### TO DO
Tally how many lines of these entries hold the string "kind". Return the number alone.

Source records:
━━━━━━━━

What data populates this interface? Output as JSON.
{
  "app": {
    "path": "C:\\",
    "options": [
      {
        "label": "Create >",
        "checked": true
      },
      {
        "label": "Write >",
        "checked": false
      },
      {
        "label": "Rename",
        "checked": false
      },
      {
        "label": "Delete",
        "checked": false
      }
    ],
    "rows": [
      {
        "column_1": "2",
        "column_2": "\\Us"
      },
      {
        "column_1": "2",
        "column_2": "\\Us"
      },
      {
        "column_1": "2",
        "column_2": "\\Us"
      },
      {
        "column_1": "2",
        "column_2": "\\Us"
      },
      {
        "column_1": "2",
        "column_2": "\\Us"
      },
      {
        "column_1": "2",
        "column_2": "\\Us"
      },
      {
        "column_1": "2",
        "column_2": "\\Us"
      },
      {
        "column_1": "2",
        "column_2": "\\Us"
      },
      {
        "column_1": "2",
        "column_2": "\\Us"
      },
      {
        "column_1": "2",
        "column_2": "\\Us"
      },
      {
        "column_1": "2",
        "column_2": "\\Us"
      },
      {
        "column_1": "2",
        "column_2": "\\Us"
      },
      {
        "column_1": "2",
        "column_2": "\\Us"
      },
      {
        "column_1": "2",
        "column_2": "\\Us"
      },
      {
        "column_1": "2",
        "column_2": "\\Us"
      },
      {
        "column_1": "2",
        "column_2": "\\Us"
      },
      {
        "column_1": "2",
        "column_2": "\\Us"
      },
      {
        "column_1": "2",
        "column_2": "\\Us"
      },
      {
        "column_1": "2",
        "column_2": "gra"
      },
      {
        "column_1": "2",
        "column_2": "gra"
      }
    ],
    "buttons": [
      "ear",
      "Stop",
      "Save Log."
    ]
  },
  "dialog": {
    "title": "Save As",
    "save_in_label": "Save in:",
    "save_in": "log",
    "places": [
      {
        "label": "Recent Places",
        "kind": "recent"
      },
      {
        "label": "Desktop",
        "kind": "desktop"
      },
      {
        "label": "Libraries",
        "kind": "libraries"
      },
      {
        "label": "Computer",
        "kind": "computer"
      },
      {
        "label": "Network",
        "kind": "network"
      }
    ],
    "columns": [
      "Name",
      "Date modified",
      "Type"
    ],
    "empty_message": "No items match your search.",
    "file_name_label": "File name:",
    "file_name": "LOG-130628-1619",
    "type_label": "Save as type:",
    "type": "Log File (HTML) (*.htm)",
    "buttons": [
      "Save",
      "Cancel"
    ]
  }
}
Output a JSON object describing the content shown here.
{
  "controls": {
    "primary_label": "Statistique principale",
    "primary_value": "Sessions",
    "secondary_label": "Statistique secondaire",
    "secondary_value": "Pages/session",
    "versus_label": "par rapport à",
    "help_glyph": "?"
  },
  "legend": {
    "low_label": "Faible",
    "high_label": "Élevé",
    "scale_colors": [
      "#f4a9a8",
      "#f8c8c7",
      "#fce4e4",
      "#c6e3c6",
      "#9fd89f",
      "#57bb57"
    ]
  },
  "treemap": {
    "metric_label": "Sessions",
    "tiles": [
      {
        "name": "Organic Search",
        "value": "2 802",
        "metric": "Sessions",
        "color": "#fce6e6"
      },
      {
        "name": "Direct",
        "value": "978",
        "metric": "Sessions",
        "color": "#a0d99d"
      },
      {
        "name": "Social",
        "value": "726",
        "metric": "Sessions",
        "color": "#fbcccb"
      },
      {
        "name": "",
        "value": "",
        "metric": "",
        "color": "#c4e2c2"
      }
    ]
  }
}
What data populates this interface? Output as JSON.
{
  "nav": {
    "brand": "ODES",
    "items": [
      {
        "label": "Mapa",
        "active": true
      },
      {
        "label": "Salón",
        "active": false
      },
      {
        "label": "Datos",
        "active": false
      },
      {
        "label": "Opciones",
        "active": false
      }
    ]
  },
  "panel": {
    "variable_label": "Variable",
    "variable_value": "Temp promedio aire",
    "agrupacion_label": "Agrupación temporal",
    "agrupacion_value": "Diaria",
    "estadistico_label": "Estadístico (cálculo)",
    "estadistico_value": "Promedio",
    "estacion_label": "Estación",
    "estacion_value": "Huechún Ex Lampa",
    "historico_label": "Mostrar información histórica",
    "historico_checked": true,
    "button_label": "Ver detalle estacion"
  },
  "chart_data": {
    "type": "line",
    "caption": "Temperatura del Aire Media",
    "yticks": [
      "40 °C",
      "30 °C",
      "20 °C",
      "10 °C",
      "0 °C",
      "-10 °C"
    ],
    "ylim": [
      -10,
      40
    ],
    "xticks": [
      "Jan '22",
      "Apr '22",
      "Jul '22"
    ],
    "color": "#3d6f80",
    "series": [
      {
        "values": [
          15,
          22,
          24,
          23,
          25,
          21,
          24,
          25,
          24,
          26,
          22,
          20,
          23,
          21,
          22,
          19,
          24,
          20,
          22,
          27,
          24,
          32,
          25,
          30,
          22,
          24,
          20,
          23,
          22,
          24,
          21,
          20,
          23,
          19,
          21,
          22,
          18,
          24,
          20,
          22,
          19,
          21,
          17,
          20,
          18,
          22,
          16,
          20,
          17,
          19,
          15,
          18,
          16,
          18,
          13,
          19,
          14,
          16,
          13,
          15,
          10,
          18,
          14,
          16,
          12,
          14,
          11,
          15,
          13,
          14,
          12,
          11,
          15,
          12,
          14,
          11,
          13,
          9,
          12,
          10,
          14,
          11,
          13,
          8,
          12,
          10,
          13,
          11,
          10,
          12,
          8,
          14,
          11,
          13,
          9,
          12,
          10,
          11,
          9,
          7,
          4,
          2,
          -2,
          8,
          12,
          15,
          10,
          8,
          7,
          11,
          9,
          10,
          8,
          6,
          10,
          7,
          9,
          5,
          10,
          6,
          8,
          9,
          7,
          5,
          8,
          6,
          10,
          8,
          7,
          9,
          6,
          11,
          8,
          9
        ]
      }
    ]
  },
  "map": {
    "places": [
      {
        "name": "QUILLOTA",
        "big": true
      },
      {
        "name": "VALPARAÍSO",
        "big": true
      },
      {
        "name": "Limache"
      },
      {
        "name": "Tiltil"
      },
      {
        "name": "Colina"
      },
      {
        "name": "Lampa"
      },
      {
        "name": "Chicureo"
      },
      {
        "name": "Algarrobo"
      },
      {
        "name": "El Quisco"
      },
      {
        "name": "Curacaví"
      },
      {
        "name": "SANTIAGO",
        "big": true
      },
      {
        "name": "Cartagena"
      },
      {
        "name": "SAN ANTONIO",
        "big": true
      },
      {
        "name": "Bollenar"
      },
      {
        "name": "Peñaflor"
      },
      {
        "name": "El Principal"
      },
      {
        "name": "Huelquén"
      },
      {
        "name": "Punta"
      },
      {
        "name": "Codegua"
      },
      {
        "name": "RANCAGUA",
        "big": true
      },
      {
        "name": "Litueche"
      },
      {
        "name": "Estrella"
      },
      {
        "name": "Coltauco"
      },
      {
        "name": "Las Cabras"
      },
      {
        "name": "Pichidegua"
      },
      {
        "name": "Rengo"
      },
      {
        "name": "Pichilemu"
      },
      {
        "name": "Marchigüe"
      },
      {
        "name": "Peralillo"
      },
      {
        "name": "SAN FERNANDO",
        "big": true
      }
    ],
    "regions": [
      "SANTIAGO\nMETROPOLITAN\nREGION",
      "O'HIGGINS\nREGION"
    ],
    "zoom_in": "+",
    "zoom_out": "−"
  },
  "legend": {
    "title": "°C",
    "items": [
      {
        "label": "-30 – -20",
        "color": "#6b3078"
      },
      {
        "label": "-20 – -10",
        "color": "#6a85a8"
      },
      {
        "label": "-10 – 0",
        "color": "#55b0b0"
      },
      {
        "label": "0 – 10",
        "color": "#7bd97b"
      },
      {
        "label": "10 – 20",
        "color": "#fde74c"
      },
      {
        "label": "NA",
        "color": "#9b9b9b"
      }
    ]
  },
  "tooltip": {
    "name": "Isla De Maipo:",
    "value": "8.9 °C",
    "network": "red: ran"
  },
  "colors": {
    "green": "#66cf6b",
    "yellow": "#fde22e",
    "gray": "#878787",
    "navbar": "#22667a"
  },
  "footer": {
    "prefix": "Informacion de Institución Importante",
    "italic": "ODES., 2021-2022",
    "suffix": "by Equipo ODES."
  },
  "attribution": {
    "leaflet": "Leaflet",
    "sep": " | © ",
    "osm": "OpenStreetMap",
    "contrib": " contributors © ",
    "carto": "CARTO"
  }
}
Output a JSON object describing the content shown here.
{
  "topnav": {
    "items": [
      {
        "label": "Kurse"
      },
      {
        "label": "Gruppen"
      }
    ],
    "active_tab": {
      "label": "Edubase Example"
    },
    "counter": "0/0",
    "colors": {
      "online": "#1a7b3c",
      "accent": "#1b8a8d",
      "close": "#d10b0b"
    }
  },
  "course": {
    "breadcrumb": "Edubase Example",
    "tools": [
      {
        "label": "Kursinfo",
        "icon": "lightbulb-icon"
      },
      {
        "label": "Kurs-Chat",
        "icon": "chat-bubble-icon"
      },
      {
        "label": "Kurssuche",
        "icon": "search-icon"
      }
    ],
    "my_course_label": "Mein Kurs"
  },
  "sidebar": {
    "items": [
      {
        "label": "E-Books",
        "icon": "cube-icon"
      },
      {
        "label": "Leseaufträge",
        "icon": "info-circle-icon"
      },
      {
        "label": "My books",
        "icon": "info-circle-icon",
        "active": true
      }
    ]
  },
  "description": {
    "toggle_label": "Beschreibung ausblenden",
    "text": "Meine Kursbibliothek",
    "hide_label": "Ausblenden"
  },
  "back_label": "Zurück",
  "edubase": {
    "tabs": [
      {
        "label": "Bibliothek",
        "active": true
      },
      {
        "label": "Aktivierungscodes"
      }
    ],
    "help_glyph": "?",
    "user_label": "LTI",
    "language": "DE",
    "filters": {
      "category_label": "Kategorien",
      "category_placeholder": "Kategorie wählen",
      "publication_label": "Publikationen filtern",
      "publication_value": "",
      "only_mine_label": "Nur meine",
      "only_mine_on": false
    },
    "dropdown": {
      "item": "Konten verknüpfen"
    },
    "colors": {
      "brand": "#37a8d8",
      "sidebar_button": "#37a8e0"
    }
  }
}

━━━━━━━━

### SOLUTION BELOW
5